| Work instruction |
The count of lines with the string "Base" in the material is all that should be returned.

····················

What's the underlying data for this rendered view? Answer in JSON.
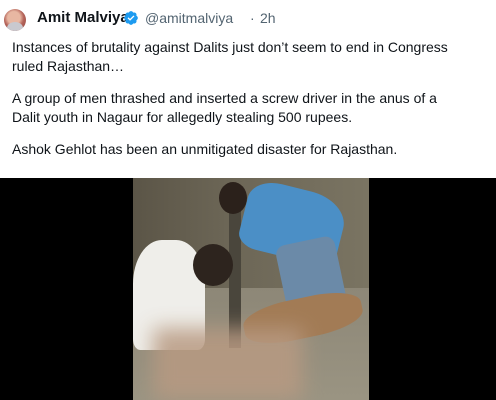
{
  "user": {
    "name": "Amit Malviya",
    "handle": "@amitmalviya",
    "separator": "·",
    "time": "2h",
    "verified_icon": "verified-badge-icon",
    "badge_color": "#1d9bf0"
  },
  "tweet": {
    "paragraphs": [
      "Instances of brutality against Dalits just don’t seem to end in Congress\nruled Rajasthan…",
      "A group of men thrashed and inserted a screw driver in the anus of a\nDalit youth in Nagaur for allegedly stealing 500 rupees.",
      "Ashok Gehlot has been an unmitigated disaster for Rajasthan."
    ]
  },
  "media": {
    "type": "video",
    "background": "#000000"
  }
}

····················

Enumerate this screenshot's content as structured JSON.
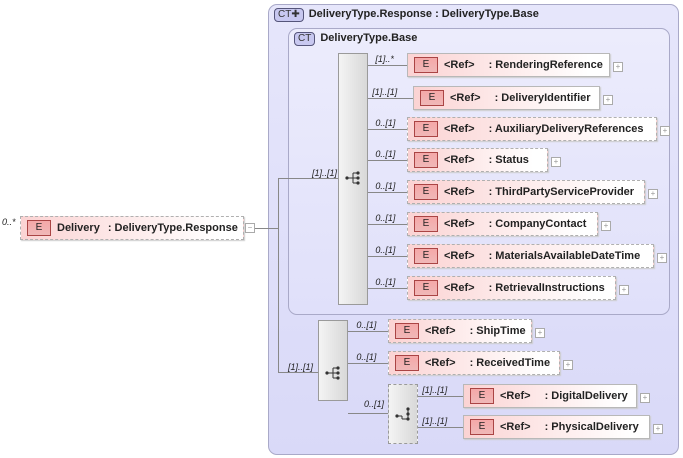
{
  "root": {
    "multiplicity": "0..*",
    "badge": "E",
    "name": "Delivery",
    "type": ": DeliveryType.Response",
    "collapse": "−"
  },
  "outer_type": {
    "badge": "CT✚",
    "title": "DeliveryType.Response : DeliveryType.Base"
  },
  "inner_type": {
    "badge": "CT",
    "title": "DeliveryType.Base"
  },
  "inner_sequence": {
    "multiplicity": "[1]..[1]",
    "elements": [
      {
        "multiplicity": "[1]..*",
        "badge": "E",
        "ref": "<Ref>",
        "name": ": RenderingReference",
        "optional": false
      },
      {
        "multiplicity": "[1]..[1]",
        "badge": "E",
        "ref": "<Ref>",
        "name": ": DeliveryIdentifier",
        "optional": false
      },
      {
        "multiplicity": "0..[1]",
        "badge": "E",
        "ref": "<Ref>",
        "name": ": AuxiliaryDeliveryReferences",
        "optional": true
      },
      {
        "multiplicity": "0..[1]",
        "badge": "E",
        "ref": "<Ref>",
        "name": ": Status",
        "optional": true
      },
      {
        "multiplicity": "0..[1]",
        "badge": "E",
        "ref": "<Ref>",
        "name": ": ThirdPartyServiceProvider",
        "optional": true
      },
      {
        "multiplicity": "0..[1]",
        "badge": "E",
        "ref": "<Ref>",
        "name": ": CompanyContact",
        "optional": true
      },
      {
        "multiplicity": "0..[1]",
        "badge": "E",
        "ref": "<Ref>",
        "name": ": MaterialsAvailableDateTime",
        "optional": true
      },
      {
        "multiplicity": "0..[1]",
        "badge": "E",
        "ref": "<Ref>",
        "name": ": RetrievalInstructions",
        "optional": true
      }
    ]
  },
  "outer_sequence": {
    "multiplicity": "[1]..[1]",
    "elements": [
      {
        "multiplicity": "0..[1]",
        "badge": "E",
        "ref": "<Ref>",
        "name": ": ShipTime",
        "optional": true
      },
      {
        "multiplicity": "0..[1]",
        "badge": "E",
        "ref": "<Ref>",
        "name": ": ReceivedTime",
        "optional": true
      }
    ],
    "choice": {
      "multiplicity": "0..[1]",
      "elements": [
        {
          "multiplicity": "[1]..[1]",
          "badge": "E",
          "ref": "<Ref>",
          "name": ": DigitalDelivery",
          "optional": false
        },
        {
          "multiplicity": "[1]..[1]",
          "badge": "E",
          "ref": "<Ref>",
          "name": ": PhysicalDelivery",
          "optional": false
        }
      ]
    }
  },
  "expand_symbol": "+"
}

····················

| Solution to the problem |
2